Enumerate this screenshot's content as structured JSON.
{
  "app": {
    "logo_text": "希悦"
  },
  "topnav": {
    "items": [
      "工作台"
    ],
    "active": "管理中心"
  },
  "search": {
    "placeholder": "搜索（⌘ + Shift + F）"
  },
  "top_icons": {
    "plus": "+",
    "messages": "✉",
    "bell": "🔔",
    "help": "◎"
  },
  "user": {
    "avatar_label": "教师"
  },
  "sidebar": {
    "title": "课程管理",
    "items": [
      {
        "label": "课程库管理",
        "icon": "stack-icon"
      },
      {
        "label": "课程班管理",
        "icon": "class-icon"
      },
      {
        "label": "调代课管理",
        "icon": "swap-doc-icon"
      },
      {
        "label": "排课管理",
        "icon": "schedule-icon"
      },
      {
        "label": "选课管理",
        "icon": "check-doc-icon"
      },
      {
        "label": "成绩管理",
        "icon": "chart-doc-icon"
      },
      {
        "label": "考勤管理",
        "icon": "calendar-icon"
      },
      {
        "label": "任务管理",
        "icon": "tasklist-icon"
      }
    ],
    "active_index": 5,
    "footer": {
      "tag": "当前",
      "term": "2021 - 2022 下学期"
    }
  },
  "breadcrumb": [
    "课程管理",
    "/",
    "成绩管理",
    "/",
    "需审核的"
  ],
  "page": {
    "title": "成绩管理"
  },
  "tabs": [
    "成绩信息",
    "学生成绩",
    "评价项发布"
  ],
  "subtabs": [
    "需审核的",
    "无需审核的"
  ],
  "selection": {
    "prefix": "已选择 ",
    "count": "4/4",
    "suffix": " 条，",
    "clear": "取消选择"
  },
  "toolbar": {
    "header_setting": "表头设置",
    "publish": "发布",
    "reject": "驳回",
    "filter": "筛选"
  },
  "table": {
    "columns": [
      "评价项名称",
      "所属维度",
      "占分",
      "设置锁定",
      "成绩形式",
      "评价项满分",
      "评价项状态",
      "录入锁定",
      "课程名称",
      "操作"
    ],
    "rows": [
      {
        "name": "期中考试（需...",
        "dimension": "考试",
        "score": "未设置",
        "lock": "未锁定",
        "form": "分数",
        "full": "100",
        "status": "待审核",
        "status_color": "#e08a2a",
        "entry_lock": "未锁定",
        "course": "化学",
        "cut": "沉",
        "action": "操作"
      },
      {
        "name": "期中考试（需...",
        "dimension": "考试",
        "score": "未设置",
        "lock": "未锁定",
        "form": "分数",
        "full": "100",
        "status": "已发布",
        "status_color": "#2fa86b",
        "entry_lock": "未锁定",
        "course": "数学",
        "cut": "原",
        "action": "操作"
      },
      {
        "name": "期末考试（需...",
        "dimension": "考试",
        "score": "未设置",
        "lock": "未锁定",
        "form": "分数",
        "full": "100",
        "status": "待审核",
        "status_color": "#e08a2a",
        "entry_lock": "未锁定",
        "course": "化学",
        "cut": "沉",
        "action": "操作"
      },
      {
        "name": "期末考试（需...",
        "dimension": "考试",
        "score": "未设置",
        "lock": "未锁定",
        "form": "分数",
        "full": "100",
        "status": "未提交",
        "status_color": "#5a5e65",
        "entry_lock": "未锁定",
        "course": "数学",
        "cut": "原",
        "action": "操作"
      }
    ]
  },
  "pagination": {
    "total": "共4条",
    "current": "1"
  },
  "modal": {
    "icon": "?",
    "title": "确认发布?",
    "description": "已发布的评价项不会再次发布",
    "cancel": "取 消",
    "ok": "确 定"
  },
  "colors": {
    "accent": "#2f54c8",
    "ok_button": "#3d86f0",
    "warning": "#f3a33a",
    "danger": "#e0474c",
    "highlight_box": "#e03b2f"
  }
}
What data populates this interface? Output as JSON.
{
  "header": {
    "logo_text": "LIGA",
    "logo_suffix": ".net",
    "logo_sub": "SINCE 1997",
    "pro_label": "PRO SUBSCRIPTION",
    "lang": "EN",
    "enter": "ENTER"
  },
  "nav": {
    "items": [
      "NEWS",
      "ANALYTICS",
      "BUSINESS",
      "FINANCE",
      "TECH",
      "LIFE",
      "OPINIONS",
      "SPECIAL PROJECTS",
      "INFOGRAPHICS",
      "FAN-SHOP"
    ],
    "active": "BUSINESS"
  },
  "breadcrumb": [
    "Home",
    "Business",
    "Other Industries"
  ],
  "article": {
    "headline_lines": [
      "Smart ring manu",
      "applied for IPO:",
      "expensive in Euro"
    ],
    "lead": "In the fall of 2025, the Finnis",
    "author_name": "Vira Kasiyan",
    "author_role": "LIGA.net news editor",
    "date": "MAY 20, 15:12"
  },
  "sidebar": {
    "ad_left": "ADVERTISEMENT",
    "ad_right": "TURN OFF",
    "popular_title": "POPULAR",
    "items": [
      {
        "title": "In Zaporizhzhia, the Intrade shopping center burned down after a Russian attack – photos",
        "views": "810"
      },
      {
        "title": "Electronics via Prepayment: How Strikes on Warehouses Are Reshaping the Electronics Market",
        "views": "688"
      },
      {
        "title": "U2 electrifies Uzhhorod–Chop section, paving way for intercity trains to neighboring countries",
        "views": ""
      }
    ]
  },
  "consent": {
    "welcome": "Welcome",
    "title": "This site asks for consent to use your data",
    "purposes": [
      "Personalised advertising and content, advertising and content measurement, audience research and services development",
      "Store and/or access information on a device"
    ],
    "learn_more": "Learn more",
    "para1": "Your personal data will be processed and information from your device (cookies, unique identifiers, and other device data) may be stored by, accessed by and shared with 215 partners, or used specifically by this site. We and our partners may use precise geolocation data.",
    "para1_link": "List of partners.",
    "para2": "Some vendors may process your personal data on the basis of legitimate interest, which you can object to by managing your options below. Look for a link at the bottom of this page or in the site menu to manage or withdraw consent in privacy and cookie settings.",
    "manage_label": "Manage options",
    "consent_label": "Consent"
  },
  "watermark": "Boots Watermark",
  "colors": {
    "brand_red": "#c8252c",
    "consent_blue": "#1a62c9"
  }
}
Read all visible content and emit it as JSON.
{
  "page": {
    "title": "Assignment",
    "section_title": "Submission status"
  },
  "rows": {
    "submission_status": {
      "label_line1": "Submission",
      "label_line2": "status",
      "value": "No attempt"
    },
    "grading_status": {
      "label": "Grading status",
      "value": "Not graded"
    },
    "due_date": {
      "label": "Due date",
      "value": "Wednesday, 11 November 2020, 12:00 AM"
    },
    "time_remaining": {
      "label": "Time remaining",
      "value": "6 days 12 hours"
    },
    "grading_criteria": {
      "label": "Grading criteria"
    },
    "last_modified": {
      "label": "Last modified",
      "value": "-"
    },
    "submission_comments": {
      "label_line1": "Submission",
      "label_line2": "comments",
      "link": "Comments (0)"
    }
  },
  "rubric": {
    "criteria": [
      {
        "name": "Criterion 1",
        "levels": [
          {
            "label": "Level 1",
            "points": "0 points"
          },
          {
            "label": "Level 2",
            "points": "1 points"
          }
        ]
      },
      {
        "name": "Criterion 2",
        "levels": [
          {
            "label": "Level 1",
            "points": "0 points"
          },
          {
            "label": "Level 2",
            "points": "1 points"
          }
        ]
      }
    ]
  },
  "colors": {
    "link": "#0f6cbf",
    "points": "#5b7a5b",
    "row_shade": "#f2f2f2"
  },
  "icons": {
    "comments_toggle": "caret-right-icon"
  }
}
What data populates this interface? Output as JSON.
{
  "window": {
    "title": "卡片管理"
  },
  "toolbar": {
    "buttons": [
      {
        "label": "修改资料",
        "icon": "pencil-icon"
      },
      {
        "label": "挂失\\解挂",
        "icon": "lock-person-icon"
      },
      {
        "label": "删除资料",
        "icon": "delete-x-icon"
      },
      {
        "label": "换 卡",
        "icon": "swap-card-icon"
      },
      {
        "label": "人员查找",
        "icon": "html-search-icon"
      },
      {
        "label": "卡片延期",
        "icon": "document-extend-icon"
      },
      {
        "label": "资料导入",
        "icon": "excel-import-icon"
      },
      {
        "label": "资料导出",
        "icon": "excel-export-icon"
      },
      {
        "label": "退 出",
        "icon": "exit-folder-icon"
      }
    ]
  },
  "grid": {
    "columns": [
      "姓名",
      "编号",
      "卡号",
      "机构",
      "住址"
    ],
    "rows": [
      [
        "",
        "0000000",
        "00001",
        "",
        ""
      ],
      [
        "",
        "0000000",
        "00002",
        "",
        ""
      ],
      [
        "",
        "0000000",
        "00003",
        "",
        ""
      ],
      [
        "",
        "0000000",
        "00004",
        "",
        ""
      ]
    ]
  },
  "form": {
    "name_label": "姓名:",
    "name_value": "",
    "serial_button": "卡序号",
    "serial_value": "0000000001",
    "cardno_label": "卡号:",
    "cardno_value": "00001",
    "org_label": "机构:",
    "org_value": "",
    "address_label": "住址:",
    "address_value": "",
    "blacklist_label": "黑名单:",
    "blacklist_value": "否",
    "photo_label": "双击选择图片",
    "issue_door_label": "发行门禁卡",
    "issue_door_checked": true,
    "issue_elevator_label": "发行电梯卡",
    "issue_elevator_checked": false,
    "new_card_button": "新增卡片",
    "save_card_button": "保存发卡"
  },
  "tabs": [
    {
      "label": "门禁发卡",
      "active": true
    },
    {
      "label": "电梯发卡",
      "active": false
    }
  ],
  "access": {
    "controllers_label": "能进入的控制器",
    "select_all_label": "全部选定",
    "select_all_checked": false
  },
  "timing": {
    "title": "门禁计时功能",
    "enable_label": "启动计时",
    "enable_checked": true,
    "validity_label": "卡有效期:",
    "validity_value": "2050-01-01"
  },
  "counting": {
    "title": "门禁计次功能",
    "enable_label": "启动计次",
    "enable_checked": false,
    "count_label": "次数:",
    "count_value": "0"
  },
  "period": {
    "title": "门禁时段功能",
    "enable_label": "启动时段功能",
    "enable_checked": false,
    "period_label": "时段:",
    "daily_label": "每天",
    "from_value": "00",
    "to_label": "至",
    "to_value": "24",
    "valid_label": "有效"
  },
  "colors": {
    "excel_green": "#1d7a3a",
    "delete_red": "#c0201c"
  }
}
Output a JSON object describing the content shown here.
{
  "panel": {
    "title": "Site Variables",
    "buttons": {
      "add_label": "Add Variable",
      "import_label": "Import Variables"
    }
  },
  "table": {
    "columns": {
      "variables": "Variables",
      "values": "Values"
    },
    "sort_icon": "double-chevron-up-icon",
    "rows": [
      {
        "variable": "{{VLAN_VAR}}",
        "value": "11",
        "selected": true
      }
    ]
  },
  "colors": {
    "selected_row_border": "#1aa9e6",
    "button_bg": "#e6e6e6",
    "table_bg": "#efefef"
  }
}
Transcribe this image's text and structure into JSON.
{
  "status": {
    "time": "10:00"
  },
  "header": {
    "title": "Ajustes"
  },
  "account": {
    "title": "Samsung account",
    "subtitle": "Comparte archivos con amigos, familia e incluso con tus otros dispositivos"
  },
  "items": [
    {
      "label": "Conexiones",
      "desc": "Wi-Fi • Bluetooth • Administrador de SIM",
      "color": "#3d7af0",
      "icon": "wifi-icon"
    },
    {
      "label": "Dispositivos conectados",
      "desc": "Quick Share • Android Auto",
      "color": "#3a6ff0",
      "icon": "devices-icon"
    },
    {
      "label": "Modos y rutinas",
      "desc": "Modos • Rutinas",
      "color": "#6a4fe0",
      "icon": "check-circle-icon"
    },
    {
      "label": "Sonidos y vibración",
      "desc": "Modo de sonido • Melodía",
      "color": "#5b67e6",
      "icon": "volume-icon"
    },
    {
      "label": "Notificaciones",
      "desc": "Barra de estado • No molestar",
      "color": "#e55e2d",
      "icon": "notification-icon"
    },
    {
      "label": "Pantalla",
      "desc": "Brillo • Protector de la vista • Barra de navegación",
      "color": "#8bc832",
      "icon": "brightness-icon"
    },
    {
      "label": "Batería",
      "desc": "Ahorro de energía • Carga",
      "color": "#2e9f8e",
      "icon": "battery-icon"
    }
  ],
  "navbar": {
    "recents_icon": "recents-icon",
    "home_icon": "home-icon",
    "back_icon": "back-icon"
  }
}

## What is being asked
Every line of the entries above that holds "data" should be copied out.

## Response area
What data populates this interface? Output as JSON.
    "title": "This site asks for consent to use your data",
    "para1": "Your personal data will be processed and information from your device (cookies, unique identifiers, and other device data) may be stored by, accessed by and shared with 215 partners, or used specifically by this site. We and our partners may use precise geolocation data.",
    "para2": "Some vendors may process your personal data on the basis of legitimate interest, which you can object to by managing your options below. Look for a link at the bottom of this page or in the site menu to manage or withdraw consent in privacy and cookie settings.",
What data populates this interface? Output as JSON.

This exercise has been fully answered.